#### [Source data]
______
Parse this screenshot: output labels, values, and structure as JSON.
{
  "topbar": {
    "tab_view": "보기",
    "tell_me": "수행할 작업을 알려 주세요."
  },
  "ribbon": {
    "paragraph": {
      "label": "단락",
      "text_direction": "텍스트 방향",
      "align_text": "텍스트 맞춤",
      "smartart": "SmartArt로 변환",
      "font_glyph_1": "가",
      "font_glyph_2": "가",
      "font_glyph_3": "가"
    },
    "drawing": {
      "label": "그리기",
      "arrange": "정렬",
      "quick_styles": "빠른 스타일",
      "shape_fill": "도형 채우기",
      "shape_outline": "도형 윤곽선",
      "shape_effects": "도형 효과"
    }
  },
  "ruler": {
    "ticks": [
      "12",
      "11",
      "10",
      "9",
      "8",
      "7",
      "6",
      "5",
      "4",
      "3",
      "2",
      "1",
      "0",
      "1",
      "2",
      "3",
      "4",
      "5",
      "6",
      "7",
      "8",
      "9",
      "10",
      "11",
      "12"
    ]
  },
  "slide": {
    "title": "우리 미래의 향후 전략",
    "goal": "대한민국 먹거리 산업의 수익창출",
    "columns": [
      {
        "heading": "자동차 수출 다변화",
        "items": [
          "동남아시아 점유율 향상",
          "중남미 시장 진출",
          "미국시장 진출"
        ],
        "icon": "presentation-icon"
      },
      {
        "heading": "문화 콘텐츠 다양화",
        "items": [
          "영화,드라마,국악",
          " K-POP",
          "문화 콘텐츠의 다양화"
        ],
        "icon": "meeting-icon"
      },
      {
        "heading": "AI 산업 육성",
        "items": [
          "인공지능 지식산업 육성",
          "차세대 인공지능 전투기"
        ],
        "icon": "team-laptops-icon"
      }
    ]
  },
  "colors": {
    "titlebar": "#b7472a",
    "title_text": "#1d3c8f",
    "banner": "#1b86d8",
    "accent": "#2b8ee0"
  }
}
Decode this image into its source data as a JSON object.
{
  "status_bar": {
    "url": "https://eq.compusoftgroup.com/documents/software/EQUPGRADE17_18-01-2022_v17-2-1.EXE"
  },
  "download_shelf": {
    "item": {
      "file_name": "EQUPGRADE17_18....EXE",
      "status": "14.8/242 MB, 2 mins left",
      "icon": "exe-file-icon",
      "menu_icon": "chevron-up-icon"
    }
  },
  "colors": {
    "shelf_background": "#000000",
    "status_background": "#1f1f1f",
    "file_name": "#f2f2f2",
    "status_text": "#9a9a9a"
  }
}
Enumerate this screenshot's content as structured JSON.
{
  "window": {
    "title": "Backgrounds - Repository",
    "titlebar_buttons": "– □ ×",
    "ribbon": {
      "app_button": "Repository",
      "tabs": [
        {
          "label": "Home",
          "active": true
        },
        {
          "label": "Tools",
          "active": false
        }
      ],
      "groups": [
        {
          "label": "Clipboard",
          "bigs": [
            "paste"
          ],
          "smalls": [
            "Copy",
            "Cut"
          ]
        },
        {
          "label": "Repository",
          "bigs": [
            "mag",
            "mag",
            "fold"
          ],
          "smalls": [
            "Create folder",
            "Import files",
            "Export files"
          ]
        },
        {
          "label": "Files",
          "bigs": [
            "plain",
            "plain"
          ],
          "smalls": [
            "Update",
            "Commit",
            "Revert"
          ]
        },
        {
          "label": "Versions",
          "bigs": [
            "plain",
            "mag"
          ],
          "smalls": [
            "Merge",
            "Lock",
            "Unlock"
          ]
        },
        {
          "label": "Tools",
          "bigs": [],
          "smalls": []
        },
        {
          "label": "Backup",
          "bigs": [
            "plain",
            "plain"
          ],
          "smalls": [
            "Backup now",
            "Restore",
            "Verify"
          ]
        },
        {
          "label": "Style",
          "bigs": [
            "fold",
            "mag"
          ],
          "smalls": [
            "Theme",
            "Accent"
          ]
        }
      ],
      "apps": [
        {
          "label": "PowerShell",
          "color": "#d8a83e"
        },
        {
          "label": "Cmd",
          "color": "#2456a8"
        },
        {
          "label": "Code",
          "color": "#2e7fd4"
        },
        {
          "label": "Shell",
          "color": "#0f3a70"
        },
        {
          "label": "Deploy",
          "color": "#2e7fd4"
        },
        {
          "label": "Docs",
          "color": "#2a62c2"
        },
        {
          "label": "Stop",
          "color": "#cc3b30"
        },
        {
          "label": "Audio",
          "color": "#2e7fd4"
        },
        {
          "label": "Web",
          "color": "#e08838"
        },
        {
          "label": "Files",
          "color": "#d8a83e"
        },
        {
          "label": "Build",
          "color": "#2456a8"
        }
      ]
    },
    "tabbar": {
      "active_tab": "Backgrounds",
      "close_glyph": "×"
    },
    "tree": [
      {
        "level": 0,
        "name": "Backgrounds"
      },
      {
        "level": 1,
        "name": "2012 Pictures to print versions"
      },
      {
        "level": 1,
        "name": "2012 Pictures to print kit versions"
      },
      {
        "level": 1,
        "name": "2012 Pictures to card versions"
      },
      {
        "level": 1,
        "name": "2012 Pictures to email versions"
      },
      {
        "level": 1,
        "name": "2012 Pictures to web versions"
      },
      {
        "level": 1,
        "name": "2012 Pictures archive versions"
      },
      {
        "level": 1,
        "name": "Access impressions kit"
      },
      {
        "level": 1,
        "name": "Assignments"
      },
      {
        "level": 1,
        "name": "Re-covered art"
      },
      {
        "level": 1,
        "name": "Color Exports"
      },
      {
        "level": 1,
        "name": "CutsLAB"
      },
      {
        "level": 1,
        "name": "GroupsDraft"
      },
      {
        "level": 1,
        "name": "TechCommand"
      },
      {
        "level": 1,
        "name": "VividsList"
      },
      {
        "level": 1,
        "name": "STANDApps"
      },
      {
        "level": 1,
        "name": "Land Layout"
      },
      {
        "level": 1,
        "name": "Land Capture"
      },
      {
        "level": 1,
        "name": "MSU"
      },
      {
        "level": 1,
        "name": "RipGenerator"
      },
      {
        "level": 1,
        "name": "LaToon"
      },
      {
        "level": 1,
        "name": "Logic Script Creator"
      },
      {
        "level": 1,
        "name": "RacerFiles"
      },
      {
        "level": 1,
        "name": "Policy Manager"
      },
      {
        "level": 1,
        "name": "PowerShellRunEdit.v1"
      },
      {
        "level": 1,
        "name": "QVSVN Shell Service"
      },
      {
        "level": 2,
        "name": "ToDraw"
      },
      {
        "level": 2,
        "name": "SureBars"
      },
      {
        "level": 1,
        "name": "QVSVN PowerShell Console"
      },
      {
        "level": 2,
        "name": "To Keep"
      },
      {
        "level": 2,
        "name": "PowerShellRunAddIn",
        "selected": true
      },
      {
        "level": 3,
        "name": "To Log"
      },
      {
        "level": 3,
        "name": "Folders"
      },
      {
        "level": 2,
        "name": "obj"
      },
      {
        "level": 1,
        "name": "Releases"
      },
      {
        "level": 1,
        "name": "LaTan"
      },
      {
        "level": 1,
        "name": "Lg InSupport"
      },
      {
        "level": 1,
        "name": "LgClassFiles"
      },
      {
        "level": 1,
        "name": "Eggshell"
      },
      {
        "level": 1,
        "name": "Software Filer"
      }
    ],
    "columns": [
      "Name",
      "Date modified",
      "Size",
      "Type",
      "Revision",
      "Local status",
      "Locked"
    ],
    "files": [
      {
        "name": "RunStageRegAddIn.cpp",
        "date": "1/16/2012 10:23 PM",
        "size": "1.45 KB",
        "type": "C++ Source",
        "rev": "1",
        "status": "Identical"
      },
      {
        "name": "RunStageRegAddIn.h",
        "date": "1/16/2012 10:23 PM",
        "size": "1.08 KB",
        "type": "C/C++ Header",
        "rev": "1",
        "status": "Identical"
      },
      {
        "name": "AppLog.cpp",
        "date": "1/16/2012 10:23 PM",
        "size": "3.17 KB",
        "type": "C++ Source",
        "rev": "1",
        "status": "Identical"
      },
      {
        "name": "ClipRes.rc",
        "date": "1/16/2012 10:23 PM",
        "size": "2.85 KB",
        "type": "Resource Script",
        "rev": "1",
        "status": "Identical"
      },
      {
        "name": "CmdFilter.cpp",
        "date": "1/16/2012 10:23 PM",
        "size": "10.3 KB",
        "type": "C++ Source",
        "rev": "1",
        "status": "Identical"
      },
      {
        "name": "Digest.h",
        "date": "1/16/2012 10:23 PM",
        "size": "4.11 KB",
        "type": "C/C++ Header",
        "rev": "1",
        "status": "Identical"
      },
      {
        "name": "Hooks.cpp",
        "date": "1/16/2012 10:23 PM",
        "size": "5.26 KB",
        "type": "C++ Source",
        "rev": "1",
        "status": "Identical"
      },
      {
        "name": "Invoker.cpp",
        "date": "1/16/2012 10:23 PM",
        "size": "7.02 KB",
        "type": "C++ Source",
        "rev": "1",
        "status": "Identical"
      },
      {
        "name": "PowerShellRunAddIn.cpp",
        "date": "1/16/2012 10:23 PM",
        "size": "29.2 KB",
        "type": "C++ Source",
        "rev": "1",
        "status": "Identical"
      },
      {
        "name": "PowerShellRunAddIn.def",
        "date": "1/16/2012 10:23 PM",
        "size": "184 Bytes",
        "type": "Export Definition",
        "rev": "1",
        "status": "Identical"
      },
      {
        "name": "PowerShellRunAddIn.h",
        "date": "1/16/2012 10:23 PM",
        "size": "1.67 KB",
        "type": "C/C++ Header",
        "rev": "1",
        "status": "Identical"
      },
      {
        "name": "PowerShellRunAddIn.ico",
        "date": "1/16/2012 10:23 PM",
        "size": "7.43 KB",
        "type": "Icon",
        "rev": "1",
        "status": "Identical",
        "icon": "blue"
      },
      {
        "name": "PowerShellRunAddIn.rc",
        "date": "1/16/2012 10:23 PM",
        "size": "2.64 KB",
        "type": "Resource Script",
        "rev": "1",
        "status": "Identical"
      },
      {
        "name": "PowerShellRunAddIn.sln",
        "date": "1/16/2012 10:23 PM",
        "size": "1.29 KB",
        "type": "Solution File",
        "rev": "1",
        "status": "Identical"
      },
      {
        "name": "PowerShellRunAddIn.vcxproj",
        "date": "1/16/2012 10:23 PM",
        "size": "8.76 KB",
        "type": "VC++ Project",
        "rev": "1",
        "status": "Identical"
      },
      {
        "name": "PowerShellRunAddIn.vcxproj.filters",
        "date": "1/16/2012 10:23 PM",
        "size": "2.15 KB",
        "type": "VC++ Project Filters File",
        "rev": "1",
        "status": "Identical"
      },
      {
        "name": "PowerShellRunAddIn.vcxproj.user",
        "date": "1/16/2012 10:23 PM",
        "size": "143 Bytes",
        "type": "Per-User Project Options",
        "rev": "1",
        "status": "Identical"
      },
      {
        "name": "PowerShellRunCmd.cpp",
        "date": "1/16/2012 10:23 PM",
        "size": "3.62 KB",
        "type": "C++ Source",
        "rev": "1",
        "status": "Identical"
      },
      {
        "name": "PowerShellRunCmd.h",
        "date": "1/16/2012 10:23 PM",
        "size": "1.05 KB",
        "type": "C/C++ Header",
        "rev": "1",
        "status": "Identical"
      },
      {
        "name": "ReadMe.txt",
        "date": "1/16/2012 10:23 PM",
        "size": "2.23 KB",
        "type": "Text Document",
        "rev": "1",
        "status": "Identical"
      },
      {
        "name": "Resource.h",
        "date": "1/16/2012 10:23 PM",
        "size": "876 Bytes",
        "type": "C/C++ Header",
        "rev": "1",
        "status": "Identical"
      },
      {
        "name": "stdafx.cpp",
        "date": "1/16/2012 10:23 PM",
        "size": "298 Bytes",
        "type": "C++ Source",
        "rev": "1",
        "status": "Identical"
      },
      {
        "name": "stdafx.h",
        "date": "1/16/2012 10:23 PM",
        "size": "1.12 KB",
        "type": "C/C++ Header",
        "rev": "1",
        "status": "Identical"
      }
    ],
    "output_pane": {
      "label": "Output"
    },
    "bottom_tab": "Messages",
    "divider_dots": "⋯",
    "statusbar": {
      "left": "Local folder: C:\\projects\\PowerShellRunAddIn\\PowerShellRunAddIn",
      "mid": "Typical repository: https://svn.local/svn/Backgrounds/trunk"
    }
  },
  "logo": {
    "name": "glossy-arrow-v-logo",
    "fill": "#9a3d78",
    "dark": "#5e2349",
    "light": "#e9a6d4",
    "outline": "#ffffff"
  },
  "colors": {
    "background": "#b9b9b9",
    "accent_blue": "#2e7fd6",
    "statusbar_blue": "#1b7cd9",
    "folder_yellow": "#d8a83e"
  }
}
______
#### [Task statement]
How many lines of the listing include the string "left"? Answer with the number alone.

#### [Response]
2